At our church this winter we studied the book What’s So Amazing About Grace? by Philip Yancey. Chapter 13, which talks about people who are generally not accepted, mentions the experience of Yancey’s closest friend, Mel, who realized he was gay. It brought tears to my eyes to read how Yancey supported his friend, who was married and who was a lay preacher in the church. Mel divorced his wife, convinced that he had to do so. I quote from the book, which shows the attitude of most people:
His former colleagues and employers, famous Christians whom he had hosted, who traveled with him, and who made hundreds of thousands of dollars off his work, suddenly turned away. In an airport Mel walked up to a leading Christian statesman he knew well and held out his hand. The man scowled, turned his back and would not even speak.
Mel was ostracized by many, and Yancey received his own share of criticism for standing by his friend.
The question “Where is my son welcome?” is partially answered in that book: many will not want to associate with your son. Some will, but will not want to broach the Subject. Most of Mark and Paul’s friends are gay; several are professionals, not many are CRC members.
Your son may meet someone with whom he will establish a monogamous relationship. My advice is this: love your son very much. More than any of your other children? No, not more—differently. Support him whenever possible, and don’t be ashamed of him. Pray continually to God for wisdom and his compassion.
I leave you with another quote from the book, this one about Rev. Ed Dobson from Calvary Church in Grand Rapids, Mich., who does not agree with the position of the gay community but has reached out to many:
In time Ed Dobson won the trust from the gay community. One gay person said, “We understand where you stand, and know that you do not agree with us, but you still show the love of Jesus and we are drawn to that.” Ed said to me [Yancey], “If I die and someone stands up at my funeral and says nothing but ‘Ed Dobson loved homosexuals,’ I would feel proud.”
I could go on. We have experienced some of the above, but Mark has been ostracized by the church community. Many people accept him for who he is, but members of the CRC are not in the majority. I could go on, but it would serve no additional purpose. One thing remains: the church I’ve served and love has no place for our son.

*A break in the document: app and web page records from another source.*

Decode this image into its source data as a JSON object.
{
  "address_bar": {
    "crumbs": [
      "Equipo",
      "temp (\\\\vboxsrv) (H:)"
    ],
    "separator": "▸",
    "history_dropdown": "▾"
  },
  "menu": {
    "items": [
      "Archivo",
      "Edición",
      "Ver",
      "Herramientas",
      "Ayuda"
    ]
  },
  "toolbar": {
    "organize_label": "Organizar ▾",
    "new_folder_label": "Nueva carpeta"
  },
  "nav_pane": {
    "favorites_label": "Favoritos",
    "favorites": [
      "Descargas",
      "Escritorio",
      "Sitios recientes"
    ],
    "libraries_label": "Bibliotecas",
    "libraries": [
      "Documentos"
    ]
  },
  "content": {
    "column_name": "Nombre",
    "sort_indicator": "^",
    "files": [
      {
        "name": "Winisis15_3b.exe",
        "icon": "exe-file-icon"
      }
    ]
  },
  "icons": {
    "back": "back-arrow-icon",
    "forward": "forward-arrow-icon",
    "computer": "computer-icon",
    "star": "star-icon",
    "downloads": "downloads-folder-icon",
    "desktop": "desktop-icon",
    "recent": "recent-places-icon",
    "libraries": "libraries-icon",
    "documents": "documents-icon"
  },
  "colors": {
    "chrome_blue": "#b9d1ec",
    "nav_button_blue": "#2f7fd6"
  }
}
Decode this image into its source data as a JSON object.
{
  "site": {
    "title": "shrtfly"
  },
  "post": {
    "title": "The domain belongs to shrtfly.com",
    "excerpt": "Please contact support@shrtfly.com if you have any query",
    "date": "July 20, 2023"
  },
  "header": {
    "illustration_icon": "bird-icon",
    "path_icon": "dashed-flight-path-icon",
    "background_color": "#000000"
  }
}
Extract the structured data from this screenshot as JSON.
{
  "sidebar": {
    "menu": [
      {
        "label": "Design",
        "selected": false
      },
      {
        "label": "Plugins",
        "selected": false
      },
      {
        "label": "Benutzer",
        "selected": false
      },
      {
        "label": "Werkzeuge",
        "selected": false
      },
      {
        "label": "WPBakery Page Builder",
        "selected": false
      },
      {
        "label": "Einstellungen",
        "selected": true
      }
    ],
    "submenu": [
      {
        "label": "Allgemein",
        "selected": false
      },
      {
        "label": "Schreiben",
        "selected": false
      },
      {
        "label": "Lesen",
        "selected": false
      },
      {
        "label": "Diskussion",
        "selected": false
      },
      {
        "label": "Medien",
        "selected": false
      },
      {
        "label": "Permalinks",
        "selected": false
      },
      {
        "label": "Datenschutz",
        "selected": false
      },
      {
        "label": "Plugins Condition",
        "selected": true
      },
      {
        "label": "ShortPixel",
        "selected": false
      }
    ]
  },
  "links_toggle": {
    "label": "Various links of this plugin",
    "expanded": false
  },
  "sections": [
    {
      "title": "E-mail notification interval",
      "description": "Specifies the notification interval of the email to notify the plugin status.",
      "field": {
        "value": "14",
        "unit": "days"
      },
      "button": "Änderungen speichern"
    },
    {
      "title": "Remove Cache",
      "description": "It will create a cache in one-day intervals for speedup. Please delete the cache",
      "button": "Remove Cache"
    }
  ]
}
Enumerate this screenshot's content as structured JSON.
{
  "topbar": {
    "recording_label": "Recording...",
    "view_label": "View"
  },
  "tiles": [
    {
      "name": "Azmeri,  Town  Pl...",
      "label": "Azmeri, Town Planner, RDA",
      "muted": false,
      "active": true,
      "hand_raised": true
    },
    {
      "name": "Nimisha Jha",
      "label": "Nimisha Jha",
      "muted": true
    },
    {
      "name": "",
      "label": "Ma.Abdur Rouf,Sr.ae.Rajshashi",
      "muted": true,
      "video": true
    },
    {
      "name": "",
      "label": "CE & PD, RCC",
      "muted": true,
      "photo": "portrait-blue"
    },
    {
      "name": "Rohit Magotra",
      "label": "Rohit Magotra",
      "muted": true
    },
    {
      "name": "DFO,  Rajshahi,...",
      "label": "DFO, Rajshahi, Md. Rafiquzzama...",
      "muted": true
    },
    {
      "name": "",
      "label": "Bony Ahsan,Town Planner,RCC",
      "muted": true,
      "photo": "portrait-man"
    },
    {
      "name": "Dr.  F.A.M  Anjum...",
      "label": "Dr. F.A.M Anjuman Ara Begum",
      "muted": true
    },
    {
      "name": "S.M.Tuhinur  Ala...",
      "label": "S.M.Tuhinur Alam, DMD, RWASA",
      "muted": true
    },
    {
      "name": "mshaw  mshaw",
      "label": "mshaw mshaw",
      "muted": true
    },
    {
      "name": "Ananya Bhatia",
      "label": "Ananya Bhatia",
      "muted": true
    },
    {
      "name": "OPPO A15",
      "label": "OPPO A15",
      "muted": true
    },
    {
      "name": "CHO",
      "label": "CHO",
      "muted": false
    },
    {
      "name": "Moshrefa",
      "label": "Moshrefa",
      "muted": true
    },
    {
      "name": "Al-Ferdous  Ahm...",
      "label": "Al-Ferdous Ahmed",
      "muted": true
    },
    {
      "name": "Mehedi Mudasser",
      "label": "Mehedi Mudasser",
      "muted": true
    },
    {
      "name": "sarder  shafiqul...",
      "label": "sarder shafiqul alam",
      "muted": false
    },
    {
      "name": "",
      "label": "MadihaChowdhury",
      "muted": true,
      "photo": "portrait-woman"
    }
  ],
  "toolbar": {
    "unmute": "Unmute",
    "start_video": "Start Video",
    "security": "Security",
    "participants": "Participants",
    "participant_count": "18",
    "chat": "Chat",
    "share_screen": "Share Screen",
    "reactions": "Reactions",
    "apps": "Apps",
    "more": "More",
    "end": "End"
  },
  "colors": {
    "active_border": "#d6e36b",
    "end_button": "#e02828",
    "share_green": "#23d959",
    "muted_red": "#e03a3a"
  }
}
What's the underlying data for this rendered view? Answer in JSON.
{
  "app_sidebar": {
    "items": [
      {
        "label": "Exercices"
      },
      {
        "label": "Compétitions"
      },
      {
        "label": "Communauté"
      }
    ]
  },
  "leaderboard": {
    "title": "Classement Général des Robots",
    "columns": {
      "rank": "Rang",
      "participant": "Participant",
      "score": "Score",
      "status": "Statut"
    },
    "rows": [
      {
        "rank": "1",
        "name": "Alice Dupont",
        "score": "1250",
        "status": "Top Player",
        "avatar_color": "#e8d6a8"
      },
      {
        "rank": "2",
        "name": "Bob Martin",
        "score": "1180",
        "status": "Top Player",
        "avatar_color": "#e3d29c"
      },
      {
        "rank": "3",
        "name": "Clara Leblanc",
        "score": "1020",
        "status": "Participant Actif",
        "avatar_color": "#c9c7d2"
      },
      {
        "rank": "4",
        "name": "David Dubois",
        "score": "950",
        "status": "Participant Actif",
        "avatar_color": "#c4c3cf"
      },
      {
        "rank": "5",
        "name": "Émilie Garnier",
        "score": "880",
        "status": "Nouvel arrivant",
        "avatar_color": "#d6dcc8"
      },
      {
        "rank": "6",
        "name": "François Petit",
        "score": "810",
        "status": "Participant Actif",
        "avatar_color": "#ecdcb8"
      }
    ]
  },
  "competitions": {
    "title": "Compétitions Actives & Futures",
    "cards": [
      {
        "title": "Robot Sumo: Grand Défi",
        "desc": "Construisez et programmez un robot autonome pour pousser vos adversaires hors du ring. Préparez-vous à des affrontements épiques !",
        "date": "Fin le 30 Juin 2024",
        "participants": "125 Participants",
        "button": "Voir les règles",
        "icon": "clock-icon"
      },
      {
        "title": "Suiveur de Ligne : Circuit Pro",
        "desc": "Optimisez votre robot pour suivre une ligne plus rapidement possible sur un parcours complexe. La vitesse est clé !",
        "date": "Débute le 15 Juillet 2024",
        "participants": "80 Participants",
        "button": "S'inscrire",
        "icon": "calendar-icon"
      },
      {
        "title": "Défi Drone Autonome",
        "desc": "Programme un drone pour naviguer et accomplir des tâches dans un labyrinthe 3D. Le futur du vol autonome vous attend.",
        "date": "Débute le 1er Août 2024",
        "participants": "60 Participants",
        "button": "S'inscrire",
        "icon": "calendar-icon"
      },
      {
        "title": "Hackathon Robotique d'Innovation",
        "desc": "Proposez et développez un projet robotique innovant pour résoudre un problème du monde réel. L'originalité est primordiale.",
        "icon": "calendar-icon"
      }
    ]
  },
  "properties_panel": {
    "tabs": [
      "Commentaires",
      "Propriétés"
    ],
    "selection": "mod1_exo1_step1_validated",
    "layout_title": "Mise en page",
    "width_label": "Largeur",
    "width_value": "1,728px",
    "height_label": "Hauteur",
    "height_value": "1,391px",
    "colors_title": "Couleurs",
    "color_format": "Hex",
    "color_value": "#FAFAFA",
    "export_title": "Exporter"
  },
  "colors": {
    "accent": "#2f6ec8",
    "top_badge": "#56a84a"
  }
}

I hope that this letter means something to you. You are not alone with your question. Suggest to your son, “Live as God would want you to live.” And never lose your faith. God is compassionate.
In all of this the hurt remains, but the love never fades.